Ozen was also a pretty interesting introduction…she’s definitely got the creepy feel to her, but there’s clearly more to her than that if Lyza trusted her to carry Riko out of the Abyss. If I had to voice a complaint, it would probably be regarding the repeated scenes in the beginning of the episode, but that’s not a new one for me.

Riko’s vomiting incident in this episode was pretty interesting because of how prevalent it was despite being in the background. Ozen starts out by explaining that it’s a side effect of the curse and then makes an off-hand comment about Riko’s smell.

Usually, this would be the point where the joke dies, but it gets brought back when Riko hears about the bath in her room. At no point does she ever say anything like “I have to get rid of this smell”. She just jumps at the opportunity to clean herself up right when it is presented.

Reg also continues to be a fun contradiction too. He’s unnaturally frightened by the idea of a ghost, but he’s also the very reason that Riko has survived as long as she has.

While it might seem a bit mean to Riko, I didn’t mind watching Ozen take her down a peg. Riko’s rushing down to the abyss because of a pretty tenuous reason, so it’s nice that an adult finally calls her out on it. Though, it also makes me wonder why the other adults are not only okay with it but also unable to recognize Lyza’s handwriting. I mean…weren’t there notes in the journals that were brought back?

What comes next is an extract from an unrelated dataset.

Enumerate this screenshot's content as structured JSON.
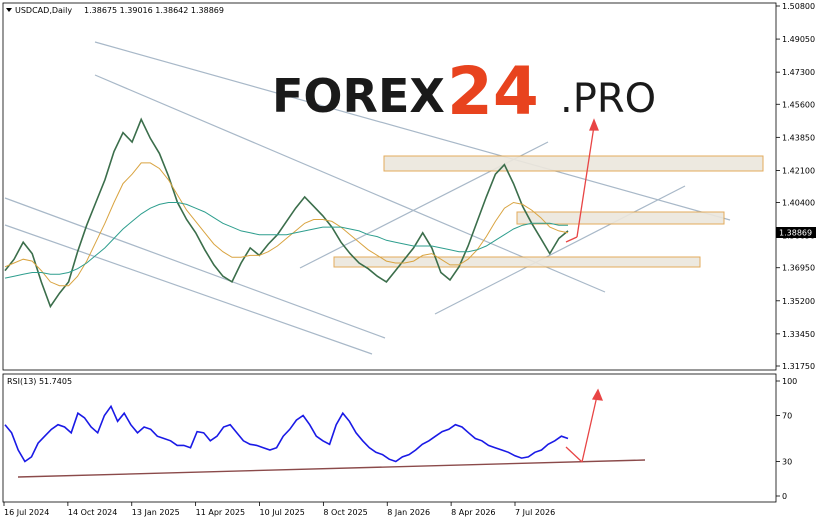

We got a bit of a fun cliffhanger at the end of the episode. I’m not sure whether I’m more interested in the box or the monster that Riko saw, but maybe we’re about to learn some cool secrets of the Abyss next week.